[Skip to Content]
Access to paid content on this site is currently suspended due to excessive activity being detected from your IP address Please contact the publisher to request reinstatement.
[Skip to Content Landing]
October 24, 1966


JAMA. 1966;198(4):480. doi:10.1001/jama.1966.03110170192034

Even though successes of preventive medicine in the control of infectious disease have lent support to the proverbial worth of "an ounce of prevention," there was always some doubt whether, in fact, an ounce vis-à-vis a pound truly expresses the right proportion of expended effort to attained results. These doubts increased when preventive medicine began to encroach on cherished habits. To the habitual smoker, the case for abjuring cigarettes in order to fend off lung cancer could hardly be presented in terms of ounces and pounds. Nor could current dietary constraints, advocated for prevention of atherosclerotic heart disease, be made readily acceptable to the lover of good food by simply quoting the proverb.

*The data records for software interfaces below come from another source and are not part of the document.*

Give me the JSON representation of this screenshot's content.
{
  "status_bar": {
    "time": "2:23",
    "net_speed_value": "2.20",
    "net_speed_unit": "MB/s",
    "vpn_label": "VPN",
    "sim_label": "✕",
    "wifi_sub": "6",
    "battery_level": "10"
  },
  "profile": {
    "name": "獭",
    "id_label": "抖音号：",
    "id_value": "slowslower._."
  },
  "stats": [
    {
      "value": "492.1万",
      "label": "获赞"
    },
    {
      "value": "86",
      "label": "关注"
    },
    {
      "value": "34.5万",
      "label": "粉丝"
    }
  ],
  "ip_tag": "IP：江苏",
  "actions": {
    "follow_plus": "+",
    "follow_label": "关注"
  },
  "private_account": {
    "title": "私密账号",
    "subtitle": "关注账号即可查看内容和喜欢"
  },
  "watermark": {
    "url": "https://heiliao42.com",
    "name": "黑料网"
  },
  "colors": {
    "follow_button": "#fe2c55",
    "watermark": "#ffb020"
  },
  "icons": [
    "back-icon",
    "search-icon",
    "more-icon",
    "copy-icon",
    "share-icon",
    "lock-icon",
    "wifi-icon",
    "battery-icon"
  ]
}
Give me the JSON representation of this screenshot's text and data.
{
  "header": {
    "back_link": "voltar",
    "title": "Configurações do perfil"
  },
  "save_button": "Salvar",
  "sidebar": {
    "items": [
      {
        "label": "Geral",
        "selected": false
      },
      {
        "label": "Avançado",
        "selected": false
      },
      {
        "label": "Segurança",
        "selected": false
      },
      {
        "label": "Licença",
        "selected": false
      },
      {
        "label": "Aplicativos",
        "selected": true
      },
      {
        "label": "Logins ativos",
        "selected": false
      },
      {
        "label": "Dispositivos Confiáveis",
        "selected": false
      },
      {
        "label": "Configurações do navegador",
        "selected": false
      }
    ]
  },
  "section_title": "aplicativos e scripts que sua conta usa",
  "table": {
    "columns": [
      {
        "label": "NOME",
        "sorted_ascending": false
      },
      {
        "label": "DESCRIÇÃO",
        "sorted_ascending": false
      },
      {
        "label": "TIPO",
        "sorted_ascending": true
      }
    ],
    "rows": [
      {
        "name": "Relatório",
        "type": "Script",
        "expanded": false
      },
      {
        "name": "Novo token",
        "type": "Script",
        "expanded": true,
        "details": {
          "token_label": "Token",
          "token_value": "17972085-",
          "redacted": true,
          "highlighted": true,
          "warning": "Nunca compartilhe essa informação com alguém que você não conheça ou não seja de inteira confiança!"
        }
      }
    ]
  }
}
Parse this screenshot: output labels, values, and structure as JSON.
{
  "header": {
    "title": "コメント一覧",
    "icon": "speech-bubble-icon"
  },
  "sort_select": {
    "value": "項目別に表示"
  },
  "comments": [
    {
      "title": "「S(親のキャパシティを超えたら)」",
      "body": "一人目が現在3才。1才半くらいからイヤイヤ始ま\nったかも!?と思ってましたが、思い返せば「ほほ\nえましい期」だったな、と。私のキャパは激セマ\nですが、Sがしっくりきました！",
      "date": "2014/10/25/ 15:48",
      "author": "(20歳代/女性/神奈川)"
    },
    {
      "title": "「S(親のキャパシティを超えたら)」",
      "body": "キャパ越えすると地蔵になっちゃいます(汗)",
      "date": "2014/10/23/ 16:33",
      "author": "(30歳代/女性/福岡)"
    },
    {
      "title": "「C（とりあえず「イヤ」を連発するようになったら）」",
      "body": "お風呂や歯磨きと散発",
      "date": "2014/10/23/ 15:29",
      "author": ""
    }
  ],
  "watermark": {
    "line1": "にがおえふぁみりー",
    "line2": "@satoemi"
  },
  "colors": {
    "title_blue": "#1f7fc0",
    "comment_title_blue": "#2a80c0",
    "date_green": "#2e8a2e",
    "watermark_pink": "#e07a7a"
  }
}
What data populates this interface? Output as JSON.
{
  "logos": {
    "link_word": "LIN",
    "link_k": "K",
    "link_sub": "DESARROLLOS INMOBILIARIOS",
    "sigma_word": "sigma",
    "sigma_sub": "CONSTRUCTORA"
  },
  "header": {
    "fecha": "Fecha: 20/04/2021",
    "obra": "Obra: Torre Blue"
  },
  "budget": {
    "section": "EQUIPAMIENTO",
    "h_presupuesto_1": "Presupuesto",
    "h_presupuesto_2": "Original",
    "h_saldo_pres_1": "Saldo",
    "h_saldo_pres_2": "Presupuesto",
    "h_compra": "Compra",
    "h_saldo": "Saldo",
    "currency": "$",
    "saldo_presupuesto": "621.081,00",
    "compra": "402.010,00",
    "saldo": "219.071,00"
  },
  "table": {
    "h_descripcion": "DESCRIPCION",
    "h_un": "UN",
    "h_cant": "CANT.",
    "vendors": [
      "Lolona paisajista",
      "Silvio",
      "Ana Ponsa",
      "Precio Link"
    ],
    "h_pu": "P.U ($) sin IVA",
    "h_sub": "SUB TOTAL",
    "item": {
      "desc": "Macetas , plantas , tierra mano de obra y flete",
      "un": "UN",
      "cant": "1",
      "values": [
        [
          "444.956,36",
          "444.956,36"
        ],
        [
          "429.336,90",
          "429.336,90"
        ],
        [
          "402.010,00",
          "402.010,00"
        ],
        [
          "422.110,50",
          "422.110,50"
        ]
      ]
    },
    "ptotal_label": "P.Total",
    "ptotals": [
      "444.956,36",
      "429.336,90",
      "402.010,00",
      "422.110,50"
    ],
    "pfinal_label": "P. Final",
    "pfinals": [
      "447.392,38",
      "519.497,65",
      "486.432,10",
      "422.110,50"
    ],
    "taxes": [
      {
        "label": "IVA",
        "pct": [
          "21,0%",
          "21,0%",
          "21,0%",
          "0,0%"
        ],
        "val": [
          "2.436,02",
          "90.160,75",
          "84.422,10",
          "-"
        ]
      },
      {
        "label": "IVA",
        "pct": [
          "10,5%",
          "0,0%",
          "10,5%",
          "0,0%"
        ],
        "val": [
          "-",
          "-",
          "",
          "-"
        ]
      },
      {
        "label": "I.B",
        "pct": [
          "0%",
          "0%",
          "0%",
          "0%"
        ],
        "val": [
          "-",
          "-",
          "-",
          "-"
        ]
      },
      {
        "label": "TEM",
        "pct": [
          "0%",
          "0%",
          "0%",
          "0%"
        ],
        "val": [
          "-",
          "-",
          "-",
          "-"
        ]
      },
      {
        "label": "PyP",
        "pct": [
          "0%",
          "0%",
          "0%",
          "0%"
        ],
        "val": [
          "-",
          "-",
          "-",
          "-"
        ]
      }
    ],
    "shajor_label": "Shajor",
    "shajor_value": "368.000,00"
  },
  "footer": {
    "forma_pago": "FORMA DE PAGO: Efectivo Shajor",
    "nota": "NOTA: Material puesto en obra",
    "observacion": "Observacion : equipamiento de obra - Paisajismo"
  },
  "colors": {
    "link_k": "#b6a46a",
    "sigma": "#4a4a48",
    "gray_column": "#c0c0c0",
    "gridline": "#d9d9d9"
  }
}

In terms of personal comfort the cost of prevention is going up in an inflationary spiral.

The cost is also going up in terms of money, energy, and time, with medicine's increasing involvement in early disease detection.